JACKSONVILLE, Fla. – Antisemitic messages were spread across Jacksonville over the weekend — and even projected on the back side of a videoboard at TIAA Bank Field in the midst of Georgia-Florida game day celebrations.
Councilman Matt Carlucci says it’s putting Jacksonville in the national limelight for the wrong reason.
“This was an egregious act by a fringe element somewhere and it doesn’t reflect who Jacksonville is” Carlucci said. “It doesn’t reflect our heart, our soul and who we are as a people.”
On Monday, the FBI, Jacksonville Sheriff’s Office and State Attorney’s Office all said that the messages that were displayed did not appear to be in violation of the law.

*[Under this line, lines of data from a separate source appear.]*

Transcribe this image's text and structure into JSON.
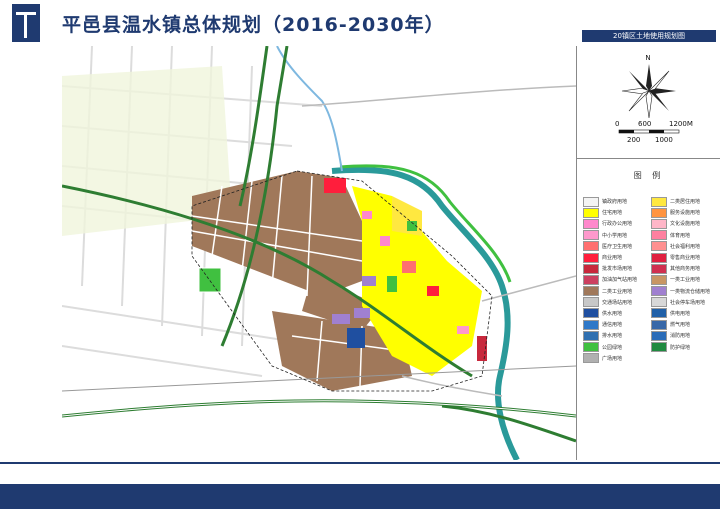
{
  "header": {
    "title": "平邑县温水镇总体规划（2016-2030年）",
    "subtitle": "20镇区土地使用规划图"
  },
  "compass": {
    "north_label": "N",
    "scale_top": [
      "0",
      "600",
      "1200M"
    ],
    "scale_bottom": [
      "200",
      "1000"
    ]
  },
  "legend": {
    "title": "图 例",
    "left": [
      {
        "label": "镇政府用地",
        "color": "#f4f4f4"
      },
      {
        "label": "住宅用地",
        "color": "#ffff00"
      },
      {
        "label": "行政办公用地",
        "color": "#ff88cc"
      },
      {
        "label": "中小学用地",
        "color": "#ff99cc"
      },
      {
        "label": "医疗卫生用地",
        "color": "#ff7070"
      },
      {
        "label": "商业用地",
        "color": "#ff1e3c"
      },
      {
        "label": "批发市场用地",
        "color": "#c8283c"
      },
      {
        "label": "加油加气站用地",
        "color": "#cc4060"
      },
      {
        "label": "二类工业用地",
        "color": "#a0785a"
      },
      {
        "label": "交通场站用地",
        "color": "#c8c8c8"
      },
      {
        "label": "供水用地",
        "color": "#1f4fa0"
      },
      {
        "label": "通信用地",
        "color": "#2e78c8"
      },
      {
        "label": "排水用地",
        "color": "#3070b0"
      },
      {
        "label": "公园绿地",
        "color": "#40c040"
      },
      {
        "label": "广场用地",
        "color": "#b0b0b0"
      }
    ],
    "right": [
      {
        "label": "二类居住用地",
        "color": "#ffe840"
      },
      {
        "label": "服务设施用地",
        "color": "#ff9440"
      },
      {
        "label": "文化设施用地",
        "color": "#ffb6c8"
      },
      {
        "label": "体育用地",
        "color": "#ff80a0"
      },
      {
        "label": "社会福利用地",
        "color": "#ff9090"
      },
      {
        "label": "零售商业用地",
        "color": "#e02040"
      },
      {
        "label": "其他商务用地",
        "color": "#d03050"
      },
      {
        "label": "一类工业用地",
        "color": "#c89664"
      },
      {
        "label": "一类物流仓储用地",
        "color": "#a080d0"
      },
      {
        "label": "社会停车场用地",
        "color": "#d8d8d8"
      },
      {
        "label": "供电用地",
        "color": "#2060a8"
      },
      {
        "label": "燃气用地",
        "color": "#3868a8"
      },
      {
        "label": "消防用地",
        "color": "#2a6cb8"
      },
      {
        "label": "防护绿地",
        "color": "#208a40"
      }
    ]
  },
  "colors": {
    "brand": "#1f3a70",
    "industrial": "#a0785a",
    "residential": "#ffff00",
    "river": "#2a9a9a",
    "road_green": "#2e7d32"
  }
}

Jacksonville resident Carissa Marquez said she saw several men holding the signs at a busy overpass.
“Disgusted,” she said of the signs. “Scared for, like, people that are part of the Jewish community.”
The messages have sparked outrage in the community and beyond.
Gov. Ron DeSantis’ team released a statement saying: “Governor DeSantis rejects attempts to scapegoat the Jewish community – it has no place in Florida.”
It’s unclear who is behind the acts.
“Don’t come to Jacksonville and put a mark on us,” Carlucci said. “Don’t insult the integrity of the people of Jacksonville.”
‘Shocked and saddened’
Rabbi Jonah Zinn is the executive director for the University of Florida Hillel, a religious organization that serves many Jewish students on the university’s campus. He spoke about the digital message that was projected on the side of TIAA Bank Field.
“When you think about football and friendly competition, it’s a fun and sort of enjoyable part of the college experience,” he said. “So to see what is normally a community building experience sort of shattered by that — that was disheartening.”
“I was shocked,” the rabbi added. “And I’m just really, really saddened.”
Zinn said community members can take action.
“We need the support of allies, people of all backgrounds, people of good faith to work together to help create an environment where all people including the Jewish community feels welcome and included,” he said.
The nonprofit organization OneJax is planning to host a candlelight vigil Thursday at 5:30 p.m. at James Weldon Johnson Park. The public is invited to attend.
JSO said it encourages anyone in the community to continue to report any future incidents at 904-630-0500 or JSOCrimeTips@jaxsheriff.org.